According to the EERE, masonry heaters produce more heat and less pollution than any other wood- or pellet-burning heater, reaching combustion efficiencies of 90%. Masonry heaters include a firebox, a large masonry mass (such as bricks), and long twisting flue channels that run through the mass. A small, hot fire built once or twice a day releases heated gases into the flue tunnels that, in turn, heat the masonry. This heat slowly radiates outward into the home.

Renewable Fuel?

Burning natural gas, oil, propane, cordwood, or pellets in your home with a high-efficiency furnace or boiler can be a very efficient way to deliver heat to your home. Of these, natural gas has the fewest direct emissions. Some fuel-oil furnaces or boilers can also burn biodiesel—a more sustainable and low-pollution solution. Be sure to check with your system’s manufacturer first.

Electric resistance converts electricity directly into heat, which means on-site efficiency for electric heaters is very high and there is no point-of-use pollution emitted. But when the inefficiency of electricity generation by the power company and transmission losses are taken into account, it is actually pretty inefficient to heat with electric resistance. Roughly one-third of the heating value of the fuel burned in a power plant is delivered as useful heat in your house—the remaining two-thirds are lost to generation and transmission inefficiencies. On the other hand, electricity is used to run heat pumps, which have the benefit of producing more energy than the electricity they consume and can balance out the efficiency losses at the power plant.

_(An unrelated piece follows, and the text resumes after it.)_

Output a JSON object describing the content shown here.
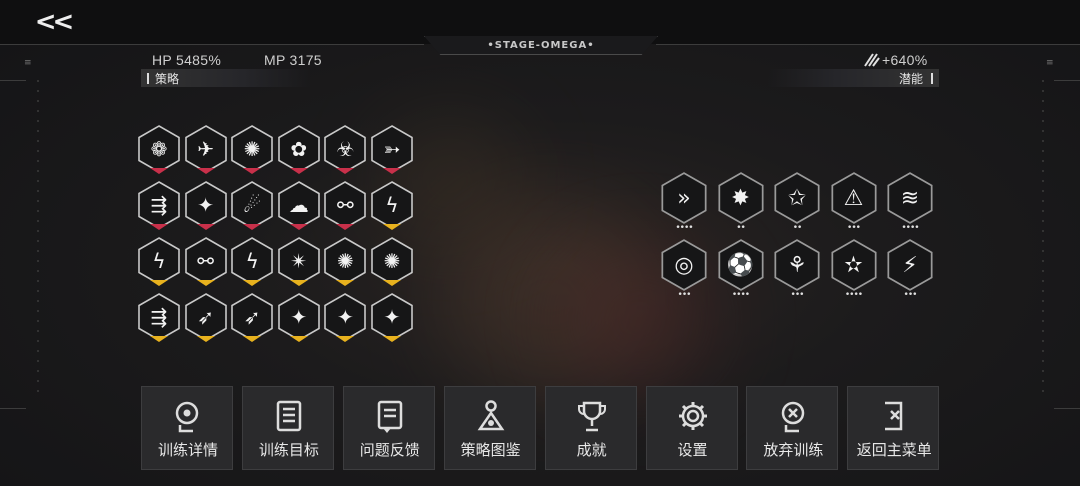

In many cases, surplus electricity from an off-grid solar-, wind-, or hydro-electric system can be routed to a heating load, such as an air or water heating element. This can be one effective application of heating with renewably produced electricity. If your home has a large enough grid-tied RE-electric system, the electricity produced may be enough to offset a significant portion of the energy consumed by an electric heating system. If avoiding utility-powered electric heating is not an option, consider purchasing enough “green tags” or green energy credits from your utility to offset your electrical heating energy use.

Comments (0)

Advertisement

X
You may login with either your assigned username or your e-mail address.
The password field is case sensitive.
Loading